Combatting burnout among professionals dealing with domestic violence
Grant recipient: Women’s League of Donechchyna, Mariupol, Ukraine
Project: To prevent professional burnout among health and social workers trying to prevent and counter violence.
Emotional burnout is now recognised as one of the most common factors having a negative effect on health and related professional activities. This is especially true for people who work in the social sphere and seal with people in difficult life circumstances.
In such cases, emotional burnout not only worsens the psycho-emotional state of employees, but also significantly reduces the quality of their work.
Therefore, one of the professional activities of the NGO Women’s League of Donechchyna is the prevention of emotional burnout in its employees, and other social specialists in Mariupol.
The project “Strengthening the capacity of the staff of the crisis centre and mobile brigade to prevent and counter violence” was implemented with the financial support of The BEARR Trust.
The project included a series of training sessions on “Countering occupational burnout: the path to harmony”, designed to prevent emotional burnout among specialists from the Centres for Social Services for Families of Children and Young People, who are working to prevent and counter gender-based, including domestic, violence.
Through these training sessions, specialists were able to determine their level of emotional burnout, to master techniques and self-regulation skills and to unload emotionally. These sessions were aimed at strengthening their emotional state in order to improve their productivity and the quality of the services they offer to victims.
“I am very glad that I was able to take part in this training. Working constantly in touch with other people’s grief, constantly seeing people who find themselves in very unpleasant situations … And it’s like you’re charged with heavy emotions. And I’m glad that now everything has gone back to normal, and I have a better understanding of myself, my emotions, my feelings! Now I understand that the thoughts that sometimes visited me were just signs of incipient burnout, not professional impotence.”
The second strand of this project was supervisory support for specialists in the social services centres for families, children and young people, during which, together with a specialist supervisor, participants could examine specific cases and practice the skills involved in entering a family situation, giving primary counselling to the victim, and case management in cases of domestic violence.
“If you work with families where there is domestic violence, you are always afraid of making things worse. You mull over every case for a long time.”
The supervisors were able to identify the causes of difficulties involved in professional activities associated with the prevention and combatting of violence, to discuss individual cases from their practice, and to identify strengths in the work of the specialists.
As a result of the project, supervisors and trainers have made recommendations and provided management for the social services centres.

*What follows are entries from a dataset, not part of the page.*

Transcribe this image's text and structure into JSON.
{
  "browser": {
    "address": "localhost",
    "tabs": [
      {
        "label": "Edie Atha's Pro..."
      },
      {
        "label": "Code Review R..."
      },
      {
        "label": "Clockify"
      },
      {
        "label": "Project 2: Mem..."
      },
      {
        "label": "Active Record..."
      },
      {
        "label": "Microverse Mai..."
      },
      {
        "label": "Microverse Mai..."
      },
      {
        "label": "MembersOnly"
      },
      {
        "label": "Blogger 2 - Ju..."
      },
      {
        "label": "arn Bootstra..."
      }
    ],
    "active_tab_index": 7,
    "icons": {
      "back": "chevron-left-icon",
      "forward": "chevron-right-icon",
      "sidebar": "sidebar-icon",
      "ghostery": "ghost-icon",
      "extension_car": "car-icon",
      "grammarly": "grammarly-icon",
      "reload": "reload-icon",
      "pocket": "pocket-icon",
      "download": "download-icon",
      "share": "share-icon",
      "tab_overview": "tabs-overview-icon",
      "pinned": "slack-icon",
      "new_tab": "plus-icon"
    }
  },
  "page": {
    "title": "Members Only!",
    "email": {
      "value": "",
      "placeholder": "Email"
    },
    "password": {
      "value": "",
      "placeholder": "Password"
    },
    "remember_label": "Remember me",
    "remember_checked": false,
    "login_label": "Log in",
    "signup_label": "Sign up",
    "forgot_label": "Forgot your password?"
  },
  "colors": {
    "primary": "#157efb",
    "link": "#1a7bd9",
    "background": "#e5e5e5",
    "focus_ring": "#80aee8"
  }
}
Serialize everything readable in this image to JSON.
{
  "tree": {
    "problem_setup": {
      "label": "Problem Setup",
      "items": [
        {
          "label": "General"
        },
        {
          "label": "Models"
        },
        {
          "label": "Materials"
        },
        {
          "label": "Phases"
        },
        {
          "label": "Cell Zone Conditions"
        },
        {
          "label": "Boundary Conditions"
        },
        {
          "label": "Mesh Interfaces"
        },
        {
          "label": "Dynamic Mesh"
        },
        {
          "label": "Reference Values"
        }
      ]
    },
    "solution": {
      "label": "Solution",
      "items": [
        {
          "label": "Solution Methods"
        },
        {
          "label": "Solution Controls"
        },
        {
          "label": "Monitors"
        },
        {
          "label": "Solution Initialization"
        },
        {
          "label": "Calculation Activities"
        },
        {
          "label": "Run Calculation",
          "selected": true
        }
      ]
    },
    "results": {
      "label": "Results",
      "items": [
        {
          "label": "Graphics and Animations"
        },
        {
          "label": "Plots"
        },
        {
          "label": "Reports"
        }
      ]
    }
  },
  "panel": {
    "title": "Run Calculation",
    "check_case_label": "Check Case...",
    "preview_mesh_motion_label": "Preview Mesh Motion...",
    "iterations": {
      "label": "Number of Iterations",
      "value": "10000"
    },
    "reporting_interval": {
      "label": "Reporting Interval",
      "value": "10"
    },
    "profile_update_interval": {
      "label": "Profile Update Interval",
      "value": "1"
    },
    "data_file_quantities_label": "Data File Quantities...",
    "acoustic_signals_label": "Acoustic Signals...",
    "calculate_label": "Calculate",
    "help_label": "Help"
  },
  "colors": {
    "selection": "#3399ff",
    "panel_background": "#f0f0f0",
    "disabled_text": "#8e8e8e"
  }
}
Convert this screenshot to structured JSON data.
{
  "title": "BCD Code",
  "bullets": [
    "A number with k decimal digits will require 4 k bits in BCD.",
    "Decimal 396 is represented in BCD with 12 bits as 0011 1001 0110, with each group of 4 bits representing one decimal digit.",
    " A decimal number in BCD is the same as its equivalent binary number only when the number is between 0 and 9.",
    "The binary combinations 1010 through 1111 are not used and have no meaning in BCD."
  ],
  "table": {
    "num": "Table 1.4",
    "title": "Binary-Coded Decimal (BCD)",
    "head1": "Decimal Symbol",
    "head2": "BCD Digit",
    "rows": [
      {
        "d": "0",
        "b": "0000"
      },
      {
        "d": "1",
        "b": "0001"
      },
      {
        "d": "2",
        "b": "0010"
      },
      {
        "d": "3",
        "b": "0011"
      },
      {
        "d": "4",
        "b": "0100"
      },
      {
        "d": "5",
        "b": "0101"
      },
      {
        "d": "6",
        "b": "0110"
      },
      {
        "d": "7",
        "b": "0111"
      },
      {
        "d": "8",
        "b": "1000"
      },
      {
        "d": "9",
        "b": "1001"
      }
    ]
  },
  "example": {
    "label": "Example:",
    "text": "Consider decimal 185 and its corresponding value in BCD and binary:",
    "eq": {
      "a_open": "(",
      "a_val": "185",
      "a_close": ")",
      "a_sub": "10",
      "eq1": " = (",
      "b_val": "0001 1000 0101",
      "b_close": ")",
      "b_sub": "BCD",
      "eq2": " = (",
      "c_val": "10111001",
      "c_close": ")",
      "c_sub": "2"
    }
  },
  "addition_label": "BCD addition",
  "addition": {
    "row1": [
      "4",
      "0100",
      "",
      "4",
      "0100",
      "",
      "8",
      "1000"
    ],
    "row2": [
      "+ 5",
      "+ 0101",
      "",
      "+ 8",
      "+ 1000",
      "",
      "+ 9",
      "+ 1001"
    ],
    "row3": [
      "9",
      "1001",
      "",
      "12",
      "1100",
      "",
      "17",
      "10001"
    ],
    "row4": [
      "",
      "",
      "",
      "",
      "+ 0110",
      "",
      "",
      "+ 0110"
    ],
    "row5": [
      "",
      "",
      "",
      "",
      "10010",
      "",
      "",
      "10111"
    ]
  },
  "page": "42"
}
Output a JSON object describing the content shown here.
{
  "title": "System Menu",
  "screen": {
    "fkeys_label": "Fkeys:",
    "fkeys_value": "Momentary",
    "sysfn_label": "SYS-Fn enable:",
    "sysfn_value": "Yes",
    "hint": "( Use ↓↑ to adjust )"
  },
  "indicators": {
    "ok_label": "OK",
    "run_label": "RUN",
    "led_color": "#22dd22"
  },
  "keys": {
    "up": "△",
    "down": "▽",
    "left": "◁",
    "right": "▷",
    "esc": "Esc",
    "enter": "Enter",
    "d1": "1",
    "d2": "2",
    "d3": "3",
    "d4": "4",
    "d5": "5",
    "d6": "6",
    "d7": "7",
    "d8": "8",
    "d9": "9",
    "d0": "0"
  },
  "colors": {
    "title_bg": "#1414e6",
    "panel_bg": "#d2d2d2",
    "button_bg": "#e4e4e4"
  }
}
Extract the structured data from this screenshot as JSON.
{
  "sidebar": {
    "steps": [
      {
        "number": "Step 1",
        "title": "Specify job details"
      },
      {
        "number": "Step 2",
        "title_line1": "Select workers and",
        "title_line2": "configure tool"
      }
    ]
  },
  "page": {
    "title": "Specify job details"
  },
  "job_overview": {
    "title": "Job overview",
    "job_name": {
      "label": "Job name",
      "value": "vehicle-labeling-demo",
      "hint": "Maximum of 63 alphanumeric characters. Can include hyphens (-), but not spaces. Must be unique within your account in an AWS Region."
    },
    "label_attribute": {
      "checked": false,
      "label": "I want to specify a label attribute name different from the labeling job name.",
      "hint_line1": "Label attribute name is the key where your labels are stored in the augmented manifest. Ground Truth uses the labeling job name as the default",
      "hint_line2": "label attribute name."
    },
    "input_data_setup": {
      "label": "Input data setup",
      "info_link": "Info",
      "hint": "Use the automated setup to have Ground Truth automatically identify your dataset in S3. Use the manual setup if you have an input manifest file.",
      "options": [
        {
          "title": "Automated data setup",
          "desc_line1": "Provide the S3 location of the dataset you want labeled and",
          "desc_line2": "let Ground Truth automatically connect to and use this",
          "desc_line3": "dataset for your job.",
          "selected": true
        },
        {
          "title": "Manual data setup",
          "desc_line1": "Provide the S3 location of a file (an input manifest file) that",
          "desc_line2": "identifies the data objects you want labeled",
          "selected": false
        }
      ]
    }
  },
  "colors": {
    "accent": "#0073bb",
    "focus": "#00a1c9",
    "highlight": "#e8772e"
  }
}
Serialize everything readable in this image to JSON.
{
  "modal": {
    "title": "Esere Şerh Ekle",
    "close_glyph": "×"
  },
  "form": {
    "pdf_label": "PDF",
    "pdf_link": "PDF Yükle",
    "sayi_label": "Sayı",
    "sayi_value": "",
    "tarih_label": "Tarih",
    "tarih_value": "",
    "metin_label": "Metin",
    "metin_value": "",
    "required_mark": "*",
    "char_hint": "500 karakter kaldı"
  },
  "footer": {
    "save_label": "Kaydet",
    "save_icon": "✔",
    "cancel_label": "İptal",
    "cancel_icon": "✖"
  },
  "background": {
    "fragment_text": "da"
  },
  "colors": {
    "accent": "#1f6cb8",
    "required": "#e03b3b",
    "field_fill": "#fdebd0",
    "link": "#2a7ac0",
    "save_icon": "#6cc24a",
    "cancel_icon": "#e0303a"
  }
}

This should help to reduce the prevalence and manifestations of occupational burnout syndrome in employees.
Women’s League of Donechchyna